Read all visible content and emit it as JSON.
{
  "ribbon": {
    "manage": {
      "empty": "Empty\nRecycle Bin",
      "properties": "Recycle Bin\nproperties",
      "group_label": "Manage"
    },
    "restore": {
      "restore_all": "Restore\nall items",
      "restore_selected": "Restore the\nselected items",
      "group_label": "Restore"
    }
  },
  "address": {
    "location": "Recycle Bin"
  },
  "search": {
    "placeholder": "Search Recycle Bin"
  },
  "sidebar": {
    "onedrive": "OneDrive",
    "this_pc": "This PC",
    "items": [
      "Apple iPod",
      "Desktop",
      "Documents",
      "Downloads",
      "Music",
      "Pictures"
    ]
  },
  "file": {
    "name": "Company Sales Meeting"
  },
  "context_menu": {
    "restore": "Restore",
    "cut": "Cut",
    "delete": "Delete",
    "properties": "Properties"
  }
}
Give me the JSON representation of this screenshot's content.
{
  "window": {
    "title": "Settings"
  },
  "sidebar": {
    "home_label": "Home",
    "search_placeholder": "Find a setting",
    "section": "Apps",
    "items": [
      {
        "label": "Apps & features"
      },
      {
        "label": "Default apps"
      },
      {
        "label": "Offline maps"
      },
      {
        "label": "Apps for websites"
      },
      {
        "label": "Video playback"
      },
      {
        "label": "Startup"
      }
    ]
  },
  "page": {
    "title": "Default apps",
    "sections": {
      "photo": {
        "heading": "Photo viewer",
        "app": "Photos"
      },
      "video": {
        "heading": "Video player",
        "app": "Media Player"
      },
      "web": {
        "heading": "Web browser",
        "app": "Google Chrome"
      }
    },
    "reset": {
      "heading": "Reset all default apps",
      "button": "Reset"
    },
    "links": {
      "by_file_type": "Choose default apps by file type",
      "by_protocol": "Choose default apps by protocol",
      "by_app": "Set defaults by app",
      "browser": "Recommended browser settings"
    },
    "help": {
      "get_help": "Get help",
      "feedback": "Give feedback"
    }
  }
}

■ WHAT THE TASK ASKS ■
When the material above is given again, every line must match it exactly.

■ TASK OUTPUT ■
Read all visible content and emit it as JSON.
{
  "ribbon": {
    "manage": {
      "empty": "Empty\nRecycle Bin",
      "properties": "Recycle Bin\nproperties",
      "group_label": "Manage"
    },
    "restore": {
      "restore_all": "Restore\nall items",
      "restore_selected": "Restore the\nselected items",
      "group_label": "Restore"
    }
  },
  "address": {
    "location": "Recycle Bin"
  },
  "search": {
    "placeholder": "Search Recycle Bin"
  },
  "sidebar": {
    "onedrive": "OneDrive",
    "this_pc": "This PC",
    "items": [
      "Apple iPod",
      "Desktop",
      "Documents",
      "Downloads",
      "Music",
      "Pictures"
    ]
  },
  "file": {
    "name": "Company Sales Meeting"
  },
  "context_menu": {
    "restore": "Restore",
    "cut": "Cut",
    "delete": "Delete",
    "properties": "Properties"
  }
}
Give me the JSON representation of this screenshot's content.
{
  "window": {
    "title": "Settings"
  },
  "sidebar": {
    "home_label": "Home",
    "search_placeholder": "Find a setting",
    "section": "Apps",
    "items": [
      {
        "label": "Apps & features"
      },
      {
        "label": "Default apps"
      },
      {
        "label": "Offline maps"
      },
      {
        "label": "Apps for websites"
      },
      {
        "label": "Video playback"
      },
      {
        "label": "Startup"
      }
    ]
  },
  "page": {
    "title": "Default apps",
    "sections": {
      "photo": {
        "heading": "Photo viewer",
        "app": "Photos"
      },
      "video": {
        "heading": "Video player",
        "app": "Media Player"
      },
      "web": {
        "heading": "Web browser",
        "app": "Google Chrome"
      }
    },
    "reset": {
      "heading": "Reset all default apps",
      "button": "Reset"
    },
    "links": {
      "by_file_type": "Choose default apps by file type",
      "by_protocol": "Choose default apps by protocol",
      "by_app": "Set defaults by app",
      "browser": "Recommended browser settings"
    },
    "help": {
      "get_help": "Get help",
      "feedback": "Give feedback"
    }
  }
}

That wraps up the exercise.